▶ _Try it_:
Repeat each entry in the data, exactly.

Available data Block Start

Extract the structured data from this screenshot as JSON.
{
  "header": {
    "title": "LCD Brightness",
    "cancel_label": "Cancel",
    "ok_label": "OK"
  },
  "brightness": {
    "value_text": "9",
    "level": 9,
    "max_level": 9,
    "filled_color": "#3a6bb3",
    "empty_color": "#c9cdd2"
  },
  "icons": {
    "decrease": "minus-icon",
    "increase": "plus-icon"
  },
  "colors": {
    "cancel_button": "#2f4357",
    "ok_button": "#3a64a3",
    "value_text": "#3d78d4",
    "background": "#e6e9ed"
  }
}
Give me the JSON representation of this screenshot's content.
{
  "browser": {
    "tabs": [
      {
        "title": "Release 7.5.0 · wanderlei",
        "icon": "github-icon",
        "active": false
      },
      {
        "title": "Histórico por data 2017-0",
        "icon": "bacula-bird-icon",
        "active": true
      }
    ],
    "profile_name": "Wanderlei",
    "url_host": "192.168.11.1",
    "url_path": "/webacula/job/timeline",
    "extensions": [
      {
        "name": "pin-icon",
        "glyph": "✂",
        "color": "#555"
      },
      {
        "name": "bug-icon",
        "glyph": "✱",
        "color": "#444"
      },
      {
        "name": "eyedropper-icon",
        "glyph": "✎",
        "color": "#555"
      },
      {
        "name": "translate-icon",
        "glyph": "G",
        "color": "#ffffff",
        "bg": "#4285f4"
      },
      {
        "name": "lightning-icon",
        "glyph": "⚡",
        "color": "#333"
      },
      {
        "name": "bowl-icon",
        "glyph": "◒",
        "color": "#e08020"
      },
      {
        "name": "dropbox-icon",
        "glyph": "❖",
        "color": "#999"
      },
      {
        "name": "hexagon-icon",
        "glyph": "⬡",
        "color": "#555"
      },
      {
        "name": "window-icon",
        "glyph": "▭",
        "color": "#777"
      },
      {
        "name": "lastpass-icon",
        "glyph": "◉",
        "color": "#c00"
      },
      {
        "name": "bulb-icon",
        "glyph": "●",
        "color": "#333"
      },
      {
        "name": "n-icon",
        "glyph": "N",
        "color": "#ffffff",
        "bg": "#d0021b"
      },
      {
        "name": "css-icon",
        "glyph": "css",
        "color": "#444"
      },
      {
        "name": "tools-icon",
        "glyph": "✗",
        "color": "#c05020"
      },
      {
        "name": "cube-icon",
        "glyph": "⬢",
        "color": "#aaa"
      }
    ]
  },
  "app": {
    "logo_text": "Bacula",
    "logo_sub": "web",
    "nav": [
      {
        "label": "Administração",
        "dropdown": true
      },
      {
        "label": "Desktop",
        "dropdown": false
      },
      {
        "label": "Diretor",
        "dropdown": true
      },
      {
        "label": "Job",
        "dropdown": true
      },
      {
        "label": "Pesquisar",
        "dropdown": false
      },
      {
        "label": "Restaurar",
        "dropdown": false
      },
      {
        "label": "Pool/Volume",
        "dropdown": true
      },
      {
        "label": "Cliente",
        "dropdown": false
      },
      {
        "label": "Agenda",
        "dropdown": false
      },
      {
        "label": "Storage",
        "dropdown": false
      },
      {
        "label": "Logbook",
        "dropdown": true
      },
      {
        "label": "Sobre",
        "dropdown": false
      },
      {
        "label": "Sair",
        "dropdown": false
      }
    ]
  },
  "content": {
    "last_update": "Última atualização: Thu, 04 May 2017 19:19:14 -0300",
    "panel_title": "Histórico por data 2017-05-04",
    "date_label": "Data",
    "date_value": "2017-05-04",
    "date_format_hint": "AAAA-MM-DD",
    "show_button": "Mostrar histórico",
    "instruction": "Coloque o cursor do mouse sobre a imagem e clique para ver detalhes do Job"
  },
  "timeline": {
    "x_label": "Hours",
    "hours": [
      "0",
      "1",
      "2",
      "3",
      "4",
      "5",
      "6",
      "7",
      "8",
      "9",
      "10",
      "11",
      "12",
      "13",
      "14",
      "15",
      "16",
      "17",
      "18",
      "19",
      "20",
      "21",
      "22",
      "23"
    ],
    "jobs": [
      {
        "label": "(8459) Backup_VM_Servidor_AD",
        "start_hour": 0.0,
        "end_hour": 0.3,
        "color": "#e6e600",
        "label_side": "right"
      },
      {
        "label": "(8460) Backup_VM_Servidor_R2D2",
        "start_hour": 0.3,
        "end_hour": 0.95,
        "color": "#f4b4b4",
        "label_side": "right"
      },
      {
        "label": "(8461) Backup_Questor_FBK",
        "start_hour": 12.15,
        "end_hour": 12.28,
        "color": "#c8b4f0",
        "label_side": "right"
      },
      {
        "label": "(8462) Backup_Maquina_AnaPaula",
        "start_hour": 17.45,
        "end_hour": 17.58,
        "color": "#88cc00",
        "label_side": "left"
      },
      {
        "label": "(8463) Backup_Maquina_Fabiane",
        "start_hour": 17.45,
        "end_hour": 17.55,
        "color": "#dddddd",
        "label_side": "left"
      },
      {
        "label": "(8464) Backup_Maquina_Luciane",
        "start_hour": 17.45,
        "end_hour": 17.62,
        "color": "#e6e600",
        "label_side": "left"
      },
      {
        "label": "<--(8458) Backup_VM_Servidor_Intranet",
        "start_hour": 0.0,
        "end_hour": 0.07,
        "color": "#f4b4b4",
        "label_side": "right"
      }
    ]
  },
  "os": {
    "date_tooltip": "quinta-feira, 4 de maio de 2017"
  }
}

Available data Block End

▶ _Your solution_:
Extract the structured data from this screenshot as JSON.
{
  "header": {
    "title": "LCD Brightness",
    "cancel_label": "Cancel",
    "ok_label": "OK"
  },
  "brightness": {
    "value_text": "9",
    "level": 9,
    "max_level": 9,
    "filled_color": "#3a6bb3",
    "empty_color": "#c9cdd2"
  },
  "icons": {
    "decrease": "minus-icon",
    "increase": "plus-icon"
  },
  "colors": {
    "cancel_button": "#2f4357",
    "ok_button": "#3a64a3",
    "value_text": "#3d78d4",
    "background": "#e6e9ed"
  }
}
Give me the JSON representation of this screenshot's content.
{
  "browser": {
    "tabs": [
      {
        "title": "Release 7.5.0 · wanderlei",
        "icon": "github-icon",
        "active": false
      },
      {
        "title": "Histórico por data 2017-0",
        "icon": "bacula-bird-icon",
        "active": true
      }
    ],
    "profile_name": "Wanderlei",
    "url_host": "192.168.11.1",
    "url_path": "/webacula/job/timeline",
    "extensions": [
      {
        "name": "pin-icon",
        "glyph": "✂",
        "color": "#555"
      },
      {
        "name": "bug-icon",
        "glyph": "✱",
        "color": "#444"
      },
      {
        "name": "eyedropper-icon",
        "glyph": "✎",
        "color": "#555"
      },
      {
        "name": "translate-icon",
        "glyph": "G",
        "color": "#ffffff",
        "bg": "#4285f4"
      },
      {
        "name": "lightning-icon",
        "glyph": "⚡",
        "color": "#333"
      },
      {
        "name": "bowl-icon",
        "glyph": "◒",
        "color": "#e08020"
      },
      {
        "name": "dropbox-icon",
        "glyph": "❖",
        "color": "#999"
      },
      {
        "name": "hexagon-icon",
        "glyph": "⬡",
        "color": "#555"
      },
      {
        "name": "window-icon",
        "glyph": "▭",
        "color": "#777"
      },
      {
        "name": "lastpass-icon",
        "glyph": "◉",
        "color": "#c00"
      },
      {
        "name": "bulb-icon",
        "glyph": "●",
        "color": "#333"
      },
      {
        "name": "n-icon",
        "glyph": "N",
        "color": "#ffffff",
        "bg": "#d0021b"
      },
      {
        "name": "css-icon",
        "glyph": "css",
        "color": "#444"
      },
      {
        "name": "tools-icon",
        "glyph": "✗",
        "color": "#c05020"
      },
      {
        "name": "cube-icon",
        "glyph": "⬢",
        "color": "#aaa"
      }
    ]
  },
  "app": {
    "logo_text": "Bacula",
    "logo_sub": "web",
    "nav": [
      {
        "label": "Administração",
        "dropdown": true
      },
      {
        "label": "Desktop",
        "dropdown": false
      },
      {
        "label": "Diretor",
        "dropdown": true
      },
      {
        "label": "Job",
        "dropdown": true
      },
      {
        "label": "Pesquisar",
        "dropdown": false
      },
      {
        "label": "Restaurar",
        "dropdown": false
      },
      {
        "label": "Pool/Volume",
        "dropdown": true
      },
      {
        "label": "Cliente",
        "dropdown": false
      },
      {
        "label": "Agenda",
        "dropdown": false
      },
      {
        "label": "Storage",
        "dropdown": false
      },
      {
        "label": "Logbook",
        "dropdown": true
      },
      {
        "label": "Sobre",
        "dropdown": false
      },
      {
        "label": "Sair",
        "dropdown": false
      }
    ]
  },
  "content": {
    "last_update": "Última atualização: Thu, 04 May 2017 19:19:14 -0300",
    "panel_title": "Histórico por data 2017-05-04",
    "date_label": "Data",
    "date_value": "2017-05-04",
    "date_format_hint": "AAAA-MM-DD",
    "show_button": "Mostrar histórico",
    "instruction": "Coloque o cursor do mouse sobre a imagem e clique para ver detalhes do Job"
  },
  "timeline": {
    "x_label": "Hours",
    "hours": [
      "0",
      "1",
      "2",
      "3",
      "4",
      "5",
      "6",
      "7",
      "8",
      "9",
      "10",
      "11",
      "12",
      "13",
      "14",
      "15",
      "16",
      "17",
      "18",
      "19",
      "20",
      "21",
      "22",
      "23"
    ],
    "jobs": [
      {
        "label": "(8459) Backup_VM_Servidor_AD",
        "start_hour": 0.0,
        "end_hour": 0.3,
        "color": "#e6e600",
        "label_side": "right"
      },
      {
        "label": "(8460) Backup_VM_Servidor_R2D2",
        "start_hour": 0.3,
        "end_hour": 0.95,
        "color": "#f4b4b4",
        "label_side": "right"
      },
      {
        "label": "(8461) Backup_Questor_FBK",
        "start_hour": 12.15,
        "end_hour": 12.28,
        "color": "#c8b4f0",
        "label_side": "right"
      },
      {
        "label": "(8462) Backup_Maquina_AnaPaula",
        "start_hour": 17.45,
        "end_hour": 17.58,
        "color": "#88cc00",
        "label_side": "left"
      },
      {
        "label": "(8463) Backup_Maquina_Fabiane",
        "start_hour": 17.45,
        "end_hour": 17.55,
        "color": "#dddddd",
        "label_side": "left"
      },
      {
        "label": "(8464) Backup_Maquina_Luciane",
        "start_hour": 17.45,
        "end_hour": 17.62,
        "color": "#e6e600",
        "label_side": "left"
      },
      {
        "label": "<--(8458) Backup_VM_Servidor_Intranet",
        "start_hour": 0.0,
        "end_hour": 0.07,
        "color": "#f4b4b4",
        "label_side": "right"
      }
    ]
  },
  "os": {
    "date_tooltip": "quinta-feira, 4 de maio de 2017"
  }
}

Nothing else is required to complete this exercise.